Wednesday, October 12, 2016

Not quite placebo

This 2008 article, A Randomized, Controlled Pilot Study of Acupuncture Treatment for Menopausal Hot Flashes, evaluates the effect of acupuncture on menopausal hot flashes. I'm only interested in the methods used in this study. 56 women aged 44 to 55 are divided into three groups, receiving (A) "usual care" (i.e. no acupuncture or needle treatment), (B) sham acupuncture (needle points not on documented meridians), and (C) TCM (Traditional Chinese Medicine) acupuncture. The result shows that groups B and C have significantly less hot flashes than group A. In spite of a small sample size, this study can be said to show a positive effect of acupuncture. But more interesting is that both groups B and C show about the same effect, with C slightly more improvement during the early stage of the treatment. While A and B are both used as control groups, B is used as a placebo group. Therefore this study can also be said to prove that acupuncture is no better than placebo.

Alternative medicine supporters would quickly point out the difference in efficacy between groups A and C, and opponents make use of the lack of difference between B and C. But neither covers the full picture. Not all control groups are created equal, and a placebo may be designed incorrectly. This may be particularly relevant in the acupuncture study, where by convention a sham acupuncture is the same as true acupuncture except for the needle points. Unfortunately, more and more tests seem to show that such sham acupuncture is not sham enough, so to speak, although it probably also points out that the acupuncture point locations are not as important as traditionally believed.[note1]

(See also my March 27 posting of Acupuncture is removed from back pain treatment guideline in UK)

(See also A radical new hypothesis in medicine: give patients drugs they know don’t work. "His own randomized controlled trials found that giving patients open-label placebos — sugar pills that the doctors admit are sugar pills — improved symptoms of certain chronic conditions that are among the hardest for doctors to treat, including irritable bowel syndrome and lower back pain.... You don’t have to give a drug that’s more than placebo; the placebo effect itself is something".)

[note1] The acupuncture points used in group C of this study are as follows: CV-4 关元, KI-3 太溪, SP-6 三阴交, BL-23 肾俞, HT-6 阴郄, KI-7 复溜. I'll leave this list to TCM experts to judge the quality of this selection in treatment of hot flashes.

Sunday, May 22, 2016

Not all cars block UV light on the side efficiently

According to a paper published on May 12, 2016 in the Journal of the American Medical Association Ophthalmology, Americans have more cataract on the left eye and skin cancer on the left face than the right eye and right face, respectively, because drivers sit on the left side, and because UV-A, the major UV component responsible for skin wrinkles among other effects, is not blocked efficiently on the side window. (The windshield blocks UV-A almost completely.)

The paper also tabulates the efficiency in UV blocking by the side windows of various automobile models. 2013 BMW is the worst, blocking only 55%, while 2011 Lexus blocks 96%, which is the best.

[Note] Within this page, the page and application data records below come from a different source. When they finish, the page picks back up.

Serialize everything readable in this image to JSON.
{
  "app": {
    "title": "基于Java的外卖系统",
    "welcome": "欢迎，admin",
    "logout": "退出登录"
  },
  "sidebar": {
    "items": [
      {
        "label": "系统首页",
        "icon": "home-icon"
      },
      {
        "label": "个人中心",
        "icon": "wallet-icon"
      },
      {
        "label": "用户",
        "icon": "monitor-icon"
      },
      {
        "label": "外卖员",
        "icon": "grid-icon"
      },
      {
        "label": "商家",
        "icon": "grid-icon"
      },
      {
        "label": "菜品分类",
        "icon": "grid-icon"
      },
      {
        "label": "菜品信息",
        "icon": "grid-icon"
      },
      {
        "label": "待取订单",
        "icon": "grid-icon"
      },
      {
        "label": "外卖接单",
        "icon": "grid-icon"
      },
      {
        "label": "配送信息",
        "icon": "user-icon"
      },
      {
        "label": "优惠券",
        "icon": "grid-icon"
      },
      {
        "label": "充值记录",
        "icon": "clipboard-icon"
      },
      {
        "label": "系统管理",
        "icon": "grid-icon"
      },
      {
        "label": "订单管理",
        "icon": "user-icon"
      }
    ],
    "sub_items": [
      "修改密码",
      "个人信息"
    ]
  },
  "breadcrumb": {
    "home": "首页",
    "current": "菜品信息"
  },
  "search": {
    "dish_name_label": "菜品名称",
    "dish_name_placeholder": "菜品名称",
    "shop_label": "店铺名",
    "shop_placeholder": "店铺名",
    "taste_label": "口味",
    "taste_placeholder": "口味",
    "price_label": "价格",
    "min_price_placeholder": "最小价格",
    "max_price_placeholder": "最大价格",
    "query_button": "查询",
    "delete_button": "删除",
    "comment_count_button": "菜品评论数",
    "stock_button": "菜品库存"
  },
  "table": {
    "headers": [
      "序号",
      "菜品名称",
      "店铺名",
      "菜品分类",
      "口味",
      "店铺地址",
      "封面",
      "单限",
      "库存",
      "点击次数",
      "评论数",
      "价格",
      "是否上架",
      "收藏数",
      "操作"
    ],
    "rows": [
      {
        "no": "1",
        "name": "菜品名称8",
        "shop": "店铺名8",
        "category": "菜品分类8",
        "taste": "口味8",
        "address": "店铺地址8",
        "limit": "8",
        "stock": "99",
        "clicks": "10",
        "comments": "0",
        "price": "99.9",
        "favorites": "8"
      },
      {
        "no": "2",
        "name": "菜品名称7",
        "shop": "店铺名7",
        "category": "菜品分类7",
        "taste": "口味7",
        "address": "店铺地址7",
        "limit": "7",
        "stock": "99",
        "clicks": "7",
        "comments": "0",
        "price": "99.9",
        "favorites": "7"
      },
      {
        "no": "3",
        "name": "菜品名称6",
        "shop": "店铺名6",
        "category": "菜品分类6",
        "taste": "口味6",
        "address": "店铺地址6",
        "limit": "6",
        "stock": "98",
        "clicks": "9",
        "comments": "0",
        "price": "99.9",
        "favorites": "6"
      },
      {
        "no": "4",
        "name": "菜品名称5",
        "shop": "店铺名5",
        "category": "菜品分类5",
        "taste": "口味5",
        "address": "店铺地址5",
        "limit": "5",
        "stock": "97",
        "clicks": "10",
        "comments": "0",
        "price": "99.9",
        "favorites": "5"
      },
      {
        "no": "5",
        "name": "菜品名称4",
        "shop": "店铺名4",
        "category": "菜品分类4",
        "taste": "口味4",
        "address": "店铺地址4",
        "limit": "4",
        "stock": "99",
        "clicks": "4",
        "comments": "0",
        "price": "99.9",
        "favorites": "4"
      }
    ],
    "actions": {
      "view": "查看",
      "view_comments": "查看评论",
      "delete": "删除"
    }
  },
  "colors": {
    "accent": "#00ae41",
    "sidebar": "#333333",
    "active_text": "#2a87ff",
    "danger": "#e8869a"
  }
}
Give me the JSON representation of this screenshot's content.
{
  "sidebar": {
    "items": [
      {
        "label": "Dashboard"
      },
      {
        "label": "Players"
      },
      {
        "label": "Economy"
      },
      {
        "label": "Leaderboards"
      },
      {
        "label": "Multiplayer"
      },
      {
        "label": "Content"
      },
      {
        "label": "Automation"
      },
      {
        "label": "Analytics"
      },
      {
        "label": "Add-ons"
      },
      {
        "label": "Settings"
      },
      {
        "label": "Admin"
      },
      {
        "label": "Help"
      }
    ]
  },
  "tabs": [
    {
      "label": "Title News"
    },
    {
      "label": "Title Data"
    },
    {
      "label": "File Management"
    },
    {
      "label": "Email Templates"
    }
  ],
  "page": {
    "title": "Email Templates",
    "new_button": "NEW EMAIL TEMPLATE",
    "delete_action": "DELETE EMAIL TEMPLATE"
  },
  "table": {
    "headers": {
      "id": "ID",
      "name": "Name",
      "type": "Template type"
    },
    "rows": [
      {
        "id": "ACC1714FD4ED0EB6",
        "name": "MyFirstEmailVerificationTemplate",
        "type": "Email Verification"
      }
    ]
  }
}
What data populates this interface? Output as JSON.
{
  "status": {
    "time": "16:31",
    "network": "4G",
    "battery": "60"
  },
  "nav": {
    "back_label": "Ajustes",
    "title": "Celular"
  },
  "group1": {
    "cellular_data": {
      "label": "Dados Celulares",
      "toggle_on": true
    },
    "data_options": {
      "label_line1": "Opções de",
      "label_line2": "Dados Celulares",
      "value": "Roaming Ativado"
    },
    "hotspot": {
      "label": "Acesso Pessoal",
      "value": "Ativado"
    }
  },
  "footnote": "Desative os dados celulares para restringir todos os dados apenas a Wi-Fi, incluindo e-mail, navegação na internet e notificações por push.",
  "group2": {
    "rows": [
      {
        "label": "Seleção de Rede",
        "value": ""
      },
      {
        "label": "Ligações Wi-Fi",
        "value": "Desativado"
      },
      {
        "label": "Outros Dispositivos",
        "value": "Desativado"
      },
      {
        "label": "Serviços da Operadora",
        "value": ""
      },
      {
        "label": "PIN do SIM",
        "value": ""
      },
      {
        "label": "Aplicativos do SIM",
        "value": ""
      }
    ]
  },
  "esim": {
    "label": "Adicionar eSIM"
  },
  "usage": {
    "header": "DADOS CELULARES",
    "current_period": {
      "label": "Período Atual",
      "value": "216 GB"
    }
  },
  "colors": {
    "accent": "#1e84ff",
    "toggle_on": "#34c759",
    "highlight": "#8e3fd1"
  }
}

If you drive a car with poor UV blocking efficiency on the side, drive less, use sunscreen, or install a UV blocking film on the left window.